Carleen Haylett,

CEO of EnrichedHQ

Carleen Haylett is the CEO of EnrichedHQ. In 2020, single mother and technology leader Carleen Haylett witnessed pandemic-driven gaps in the U.S. educational space when her fifth-grade son began to thrive with homeschooling. The schoolwork was manageable, but the lack of affordable virtual extracurricular programs available, which would stimulate his development as a student preparing for middle and high school, was a shock. Torn between motherhood and her career, corporate pressure mounted, she left her job. She founded EnrichedHQ to solve the logistical nightmare of finding and managing options for kids who no longer need day care or a sitter, bridging childcare through high school.

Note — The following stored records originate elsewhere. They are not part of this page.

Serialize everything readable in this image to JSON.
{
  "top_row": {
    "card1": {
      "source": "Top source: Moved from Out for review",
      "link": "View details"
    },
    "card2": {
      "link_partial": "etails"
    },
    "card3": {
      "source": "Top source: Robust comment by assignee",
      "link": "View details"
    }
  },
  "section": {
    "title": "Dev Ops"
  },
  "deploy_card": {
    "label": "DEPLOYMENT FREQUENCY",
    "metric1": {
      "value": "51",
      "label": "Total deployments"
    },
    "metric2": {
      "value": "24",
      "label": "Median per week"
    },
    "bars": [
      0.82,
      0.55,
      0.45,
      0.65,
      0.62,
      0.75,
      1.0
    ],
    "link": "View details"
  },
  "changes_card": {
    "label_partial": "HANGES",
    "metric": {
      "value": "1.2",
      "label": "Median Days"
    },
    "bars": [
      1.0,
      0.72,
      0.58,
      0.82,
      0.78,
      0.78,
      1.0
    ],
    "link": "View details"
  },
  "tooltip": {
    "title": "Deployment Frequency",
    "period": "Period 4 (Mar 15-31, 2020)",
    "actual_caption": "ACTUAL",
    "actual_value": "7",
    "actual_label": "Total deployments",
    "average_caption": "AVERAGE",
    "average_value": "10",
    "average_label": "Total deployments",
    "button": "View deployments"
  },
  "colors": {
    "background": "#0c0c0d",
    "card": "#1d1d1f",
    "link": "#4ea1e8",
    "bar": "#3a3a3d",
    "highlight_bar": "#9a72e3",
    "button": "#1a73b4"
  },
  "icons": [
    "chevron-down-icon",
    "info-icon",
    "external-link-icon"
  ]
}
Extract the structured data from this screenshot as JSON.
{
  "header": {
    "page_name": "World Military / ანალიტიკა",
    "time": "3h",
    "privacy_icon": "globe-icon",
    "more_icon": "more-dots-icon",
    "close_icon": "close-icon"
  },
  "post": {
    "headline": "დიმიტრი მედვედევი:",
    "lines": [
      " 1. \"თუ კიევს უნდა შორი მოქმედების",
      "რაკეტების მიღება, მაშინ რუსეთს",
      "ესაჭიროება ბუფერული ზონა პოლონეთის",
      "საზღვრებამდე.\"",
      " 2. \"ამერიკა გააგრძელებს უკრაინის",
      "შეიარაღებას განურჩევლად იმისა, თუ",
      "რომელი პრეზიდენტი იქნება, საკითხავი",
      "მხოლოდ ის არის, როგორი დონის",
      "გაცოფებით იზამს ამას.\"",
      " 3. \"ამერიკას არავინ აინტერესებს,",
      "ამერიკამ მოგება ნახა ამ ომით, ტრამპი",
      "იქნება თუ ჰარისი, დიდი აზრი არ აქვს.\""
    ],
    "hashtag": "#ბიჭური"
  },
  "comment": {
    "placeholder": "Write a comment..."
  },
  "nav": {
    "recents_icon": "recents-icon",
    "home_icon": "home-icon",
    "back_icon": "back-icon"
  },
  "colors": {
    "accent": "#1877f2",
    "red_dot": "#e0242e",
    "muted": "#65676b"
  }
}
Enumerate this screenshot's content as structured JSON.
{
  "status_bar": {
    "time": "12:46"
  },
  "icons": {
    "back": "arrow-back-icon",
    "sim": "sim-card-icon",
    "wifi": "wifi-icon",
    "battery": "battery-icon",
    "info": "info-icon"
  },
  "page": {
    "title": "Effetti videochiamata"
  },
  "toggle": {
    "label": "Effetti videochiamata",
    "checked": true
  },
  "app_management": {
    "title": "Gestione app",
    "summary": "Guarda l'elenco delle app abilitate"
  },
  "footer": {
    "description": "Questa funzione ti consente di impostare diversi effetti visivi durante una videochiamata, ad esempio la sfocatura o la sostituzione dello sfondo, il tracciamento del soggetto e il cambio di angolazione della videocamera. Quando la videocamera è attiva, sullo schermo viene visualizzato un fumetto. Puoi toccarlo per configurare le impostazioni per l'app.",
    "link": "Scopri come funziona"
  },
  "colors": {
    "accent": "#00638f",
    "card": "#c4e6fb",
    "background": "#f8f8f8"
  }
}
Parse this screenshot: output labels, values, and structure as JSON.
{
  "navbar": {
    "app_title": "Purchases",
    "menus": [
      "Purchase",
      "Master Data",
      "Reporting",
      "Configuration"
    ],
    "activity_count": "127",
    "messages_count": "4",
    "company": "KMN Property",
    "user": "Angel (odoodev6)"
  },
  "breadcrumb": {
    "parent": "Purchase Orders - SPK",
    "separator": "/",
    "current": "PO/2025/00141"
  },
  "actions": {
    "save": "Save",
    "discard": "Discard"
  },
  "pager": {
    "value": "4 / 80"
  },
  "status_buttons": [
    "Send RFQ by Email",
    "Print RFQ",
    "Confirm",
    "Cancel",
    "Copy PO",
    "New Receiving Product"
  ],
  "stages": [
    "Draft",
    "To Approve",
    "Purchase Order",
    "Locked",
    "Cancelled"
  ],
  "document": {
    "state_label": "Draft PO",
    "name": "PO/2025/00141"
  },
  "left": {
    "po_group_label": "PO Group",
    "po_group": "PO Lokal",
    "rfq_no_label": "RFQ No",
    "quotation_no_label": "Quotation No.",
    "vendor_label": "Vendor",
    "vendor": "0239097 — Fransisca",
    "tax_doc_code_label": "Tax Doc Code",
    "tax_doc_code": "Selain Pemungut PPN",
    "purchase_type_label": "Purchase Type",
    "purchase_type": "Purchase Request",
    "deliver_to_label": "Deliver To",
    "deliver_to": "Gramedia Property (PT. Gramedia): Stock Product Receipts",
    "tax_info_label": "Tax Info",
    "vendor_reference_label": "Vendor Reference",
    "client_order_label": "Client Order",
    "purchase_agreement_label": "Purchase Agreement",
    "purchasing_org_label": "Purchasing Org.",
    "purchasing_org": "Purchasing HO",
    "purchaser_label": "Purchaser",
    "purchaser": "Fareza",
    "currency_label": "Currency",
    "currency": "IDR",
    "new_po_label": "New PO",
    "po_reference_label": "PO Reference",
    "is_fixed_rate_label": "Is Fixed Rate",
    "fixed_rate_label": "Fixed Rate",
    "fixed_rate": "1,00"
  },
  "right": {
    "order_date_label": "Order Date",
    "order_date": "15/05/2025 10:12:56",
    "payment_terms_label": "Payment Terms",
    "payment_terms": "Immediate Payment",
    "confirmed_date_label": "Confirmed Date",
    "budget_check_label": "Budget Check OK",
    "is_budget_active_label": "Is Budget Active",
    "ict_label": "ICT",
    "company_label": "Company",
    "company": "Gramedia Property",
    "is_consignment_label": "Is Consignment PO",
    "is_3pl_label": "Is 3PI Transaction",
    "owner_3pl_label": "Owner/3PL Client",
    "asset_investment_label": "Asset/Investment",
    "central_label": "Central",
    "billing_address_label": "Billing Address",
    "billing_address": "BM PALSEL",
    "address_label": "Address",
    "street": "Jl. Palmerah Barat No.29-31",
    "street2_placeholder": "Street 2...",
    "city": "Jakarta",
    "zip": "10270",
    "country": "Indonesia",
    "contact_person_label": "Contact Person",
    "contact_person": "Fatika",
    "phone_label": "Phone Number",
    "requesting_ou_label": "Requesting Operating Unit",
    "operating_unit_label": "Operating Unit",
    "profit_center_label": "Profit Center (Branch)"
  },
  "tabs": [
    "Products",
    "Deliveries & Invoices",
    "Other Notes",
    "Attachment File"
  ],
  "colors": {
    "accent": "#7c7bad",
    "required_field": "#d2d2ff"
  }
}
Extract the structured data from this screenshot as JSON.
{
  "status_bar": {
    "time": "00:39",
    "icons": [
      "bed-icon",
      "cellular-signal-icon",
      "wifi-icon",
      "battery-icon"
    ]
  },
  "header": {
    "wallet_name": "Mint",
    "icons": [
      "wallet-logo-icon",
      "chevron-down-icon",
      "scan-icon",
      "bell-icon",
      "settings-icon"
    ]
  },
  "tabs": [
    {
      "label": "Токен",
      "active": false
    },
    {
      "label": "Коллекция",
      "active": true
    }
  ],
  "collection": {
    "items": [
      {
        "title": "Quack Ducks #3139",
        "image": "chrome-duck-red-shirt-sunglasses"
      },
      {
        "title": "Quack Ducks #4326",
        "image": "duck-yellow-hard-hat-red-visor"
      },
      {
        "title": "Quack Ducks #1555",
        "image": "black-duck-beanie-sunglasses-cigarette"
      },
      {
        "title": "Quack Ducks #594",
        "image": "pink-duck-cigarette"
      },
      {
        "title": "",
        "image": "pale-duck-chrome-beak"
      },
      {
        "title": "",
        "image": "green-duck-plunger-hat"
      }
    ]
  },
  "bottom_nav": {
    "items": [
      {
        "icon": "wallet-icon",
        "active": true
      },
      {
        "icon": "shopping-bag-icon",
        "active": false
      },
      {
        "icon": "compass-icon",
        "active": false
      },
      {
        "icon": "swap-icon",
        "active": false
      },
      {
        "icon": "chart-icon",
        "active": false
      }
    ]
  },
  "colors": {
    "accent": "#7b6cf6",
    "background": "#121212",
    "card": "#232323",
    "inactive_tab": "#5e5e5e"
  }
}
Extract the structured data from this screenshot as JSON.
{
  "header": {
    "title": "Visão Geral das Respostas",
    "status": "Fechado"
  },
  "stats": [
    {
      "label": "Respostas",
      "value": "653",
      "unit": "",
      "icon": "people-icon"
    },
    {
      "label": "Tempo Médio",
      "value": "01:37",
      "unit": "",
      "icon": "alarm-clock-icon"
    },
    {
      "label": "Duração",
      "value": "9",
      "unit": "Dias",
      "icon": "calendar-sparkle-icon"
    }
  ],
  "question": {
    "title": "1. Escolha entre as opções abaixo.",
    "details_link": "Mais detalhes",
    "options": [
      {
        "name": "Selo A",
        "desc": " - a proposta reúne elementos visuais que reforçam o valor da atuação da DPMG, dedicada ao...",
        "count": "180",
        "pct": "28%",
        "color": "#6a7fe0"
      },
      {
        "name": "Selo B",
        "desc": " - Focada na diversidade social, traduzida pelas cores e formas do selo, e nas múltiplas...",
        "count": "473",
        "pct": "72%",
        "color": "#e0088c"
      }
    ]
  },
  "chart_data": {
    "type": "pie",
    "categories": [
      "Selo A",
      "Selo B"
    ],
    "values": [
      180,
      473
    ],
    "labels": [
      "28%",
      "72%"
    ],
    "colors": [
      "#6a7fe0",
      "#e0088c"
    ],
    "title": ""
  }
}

Leveraging her 20+ years in technology development, product management, and sales, she developed a platform that offers virtual extracurricular programs for middle and high school age children that enrich and prepare them for life. Working parents are able to find an immediate remedy for this common parental stressor through their employers. EnrichedHQ handles all the logistics, letting parents easily find, book, schedule, and pay for multiple virtual programs for multiple children across multiple providers. Both corporations and parents benefit from EnrichedHQ’s commitment. Visit